Something I do find surprising is how sincere the whole book is. Aside from a scene that makes a real point of how big Chidori’s breasts are (admittedly a scene deliberately about making Nanoha uncomfortable with other girls paying attention to Chidori) there’s no real concessions to any male gaze, and at no point does it feel like the pair’s relationship is there to pander to anybody. It genuinely feels like Kobachi-sensei just wants to give the reader a pleasant romance story, with none of the grosser trappings that can come with it. Whether that’s something that’ll be maintainable as the series continues is another matter, but for now Hana ni Arashi is a healthy look at an LGBT relationship, and that’s something to cherish from a publishing label ostensibly aimed at teenage boys, where romance tends to descend into fan service and harems more often than not.
I think that this is ultimately where I sit with Hana ni Arashi. It’s an incredibly good book, defying every expectation I had of it, and for every moment I’m apprehensive about its core concept there’s a million more moments where that very idea delivers a shot of cuteness directly into my heart. It’s not necessarily the most substantive book I’ve ever read, not by a long shot, but that doesn’t feel like the largest criticism when what substance it does have is some of the most emotionally affecting material I’ve ever laid my hands on. Highly recommended to anyone with a stomach for romance.
Hana ni Arashi is for fans of: Otome no Teikoku, Kimi ni Todoke

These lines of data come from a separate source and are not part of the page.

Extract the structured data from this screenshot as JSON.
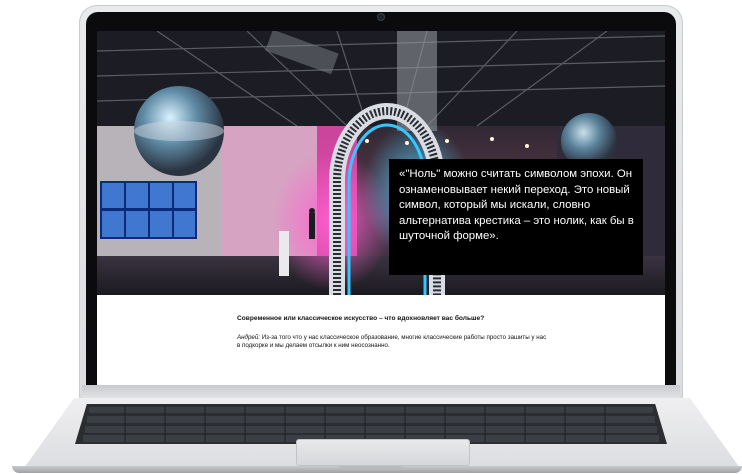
{
  "quote": {
    "text": "«\"Ноль\" можно считать символом эпохи. Он ознаменовывает некий переход. Это новый символ, который мы искали, словно альтернатива крестика – это нолик, как бы в шуточной форме»."
  },
  "article": {
    "heading": "Современное или классическое искусство – что вдохновляет вас больше?",
    "speaker": "Андрей:",
    "body": " Из-за того что у нас классическое образование, многие классические работы просто зашиты у нас в подкорке и мы делаем отсылки к ним неосознанно."
  },
  "colors": {
    "quote_bg": "#000000",
    "quote_text": "#ffffff",
    "screen_bg": "#ffffff",
    "laptop_body": "#e3e4e6"
  },
  "icons": [
    "camera-icon"
  ]
}
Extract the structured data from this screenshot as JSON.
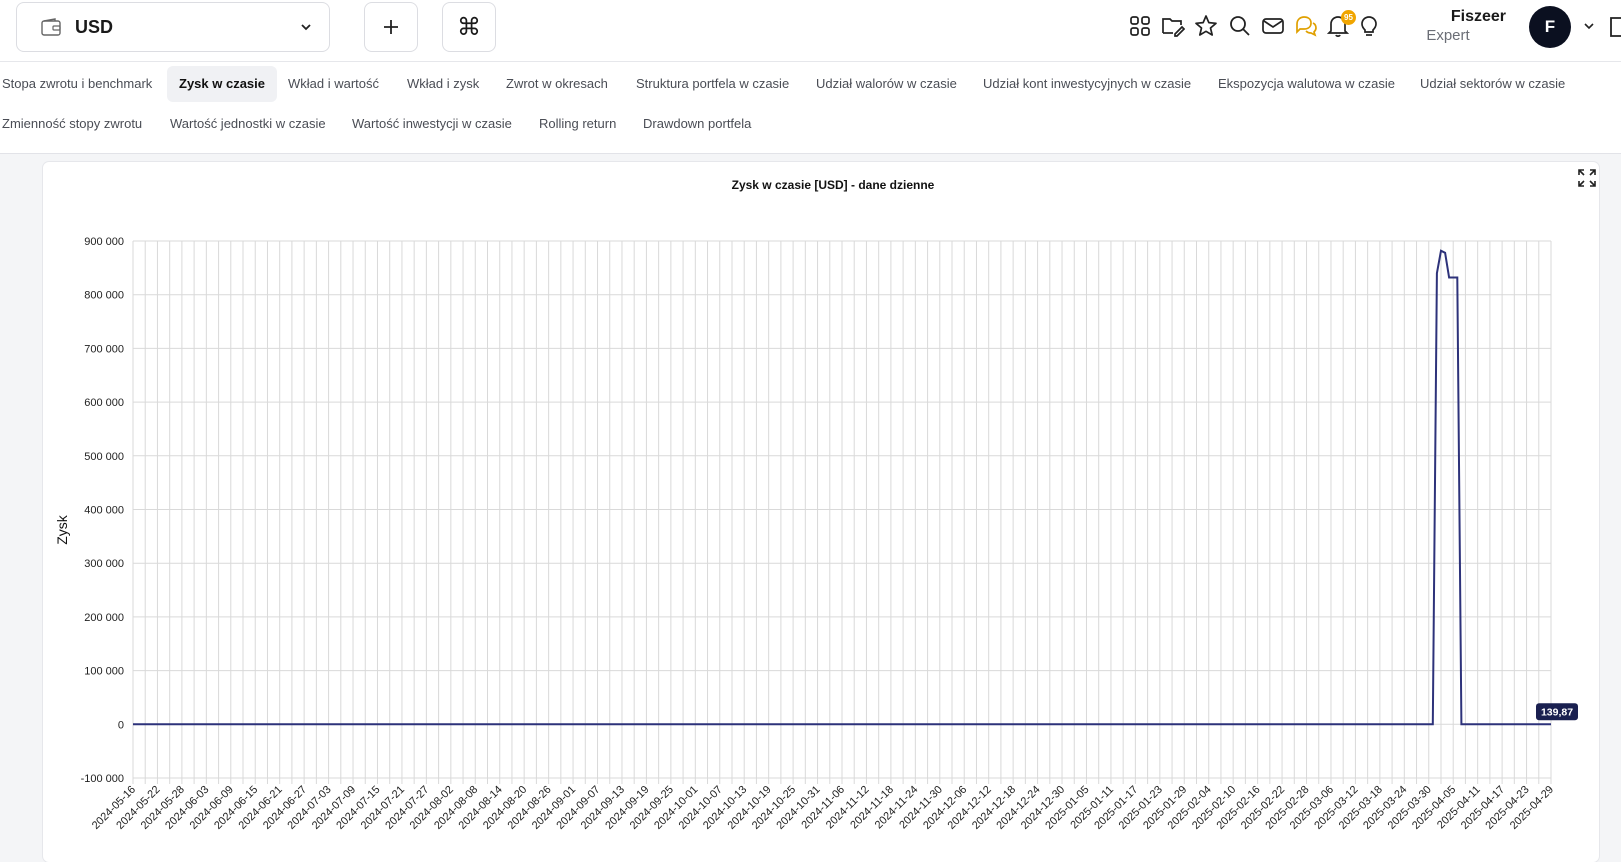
{
  "header": {
    "currency": "USD",
    "user_name": "Fiszeer",
    "user_role": "Expert",
    "avatar_initial": "F",
    "notification_count": "95",
    "icons": [
      "apps-grid-icon",
      "folder-edit-icon",
      "star-icon",
      "search-icon",
      "mail-icon",
      "chat-icon",
      "bell-icon",
      "lightbulb-icon"
    ]
  },
  "tabs": [
    "Stopa zwrotu i benchmark",
    "Zysk w czasie",
    "Wkład i wartość",
    "Wkład i zysk",
    "Zwrot w okresach",
    "Struktura portfela w czasie",
    "Udział walorów w czasie",
    "Udział kont inwestycyjnych w czasie",
    "Ekspozycja walutowa w czasie",
    "Udział sektorów w czasie",
    "Zmienność stopy zwrotu",
    "Wartość jednostki w czasie",
    "Wartość inwestycji w czasie",
    "Rolling return",
    "Drawdown portfela"
  ],
  "active_tab": "Zysk w czasie",
  "colors": {
    "line": "#2d327a",
    "grid": "#d9d9d9",
    "label_bg": "#1a2050"
  },
  "chart_data": {
    "type": "line",
    "title": "Zysk w czasie [USD] - dane dzienne",
    "ylabel": "Zysk",
    "xlabel": "",
    "ylim": [
      -100000,
      900000
    ],
    "yticks": [
      "900 000",
      "800 000",
      "700 000",
      "600 000",
      "500 000",
      "400 000",
      "300 000",
      "200 000",
      "100 000",
      "0",
      "-100 000"
    ],
    "grid": true,
    "x_start": "2024-05-16",
    "x_end": "2025-04-29",
    "x_tick_labels": [
      "2024-05-16",
      "2024-05-22",
      "2024-05-28",
      "2024-06-03",
      "2024-06-09",
      "2024-06-15",
      "2024-06-21",
      "2024-06-27",
      "2024-07-03",
      "2024-07-09",
      "2024-07-15",
      "2024-07-21",
      "2024-07-27",
      "2024-08-02",
      "2024-08-08",
      "2024-08-14",
      "2024-08-20",
      "2024-08-26",
      "2024-09-01",
      "2024-09-07",
      "2024-09-13",
      "2024-09-19",
      "2024-09-25",
      "2024-10-01",
      "2024-10-07",
      "2024-10-13",
      "2024-10-19",
      "2024-10-25",
      "2024-10-31",
      "2024-11-06",
      "2024-11-12",
      "2024-11-18",
      "2024-11-24",
      "2024-11-30",
      "2024-12-06",
      "2024-12-12",
      "2024-12-18",
      "2024-12-24",
      "2024-12-30",
      "2025-01-05",
      "2025-01-11",
      "2025-01-17",
      "2025-01-23",
      "2025-01-29",
      "2025-02-04",
      "2025-02-10",
      "2025-02-16",
      "2025-02-22",
      "2025-02-28",
      "2025-03-06",
      "2025-03-12",
      "2025-03-18",
      "2025-03-24",
      "2025-03-30",
      "2025-04-05",
      "2025-04-11",
      "2025-04-17",
      "2025-04-23",
      "2025-04-29"
    ],
    "series": [
      {
        "points": [
          [
            "2024-05-16",
            0
          ],
          [
            "2025-03-31",
            0
          ],
          [
            "2025-04-01",
            840000
          ],
          [
            "2025-04-02",
            882000
          ],
          [
            "2025-04-03",
            878000
          ],
          [
            "2025-04-04",
            832000
          ],
          [
            "2025-04-05",
            832000
          ],
          [
            "2025-04-06",
            832000
          ],
          [
            "2025-04-07",
            0
          ],
          [
            "2025-04-29",
            139.87
          ]
        ]
      }
    ],
    "last_value_label": "139,87"
  }
}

If you enjoyed this review consider dropping me a few pennies over at Ko-Fi. Comics ain’t cheap, but I am.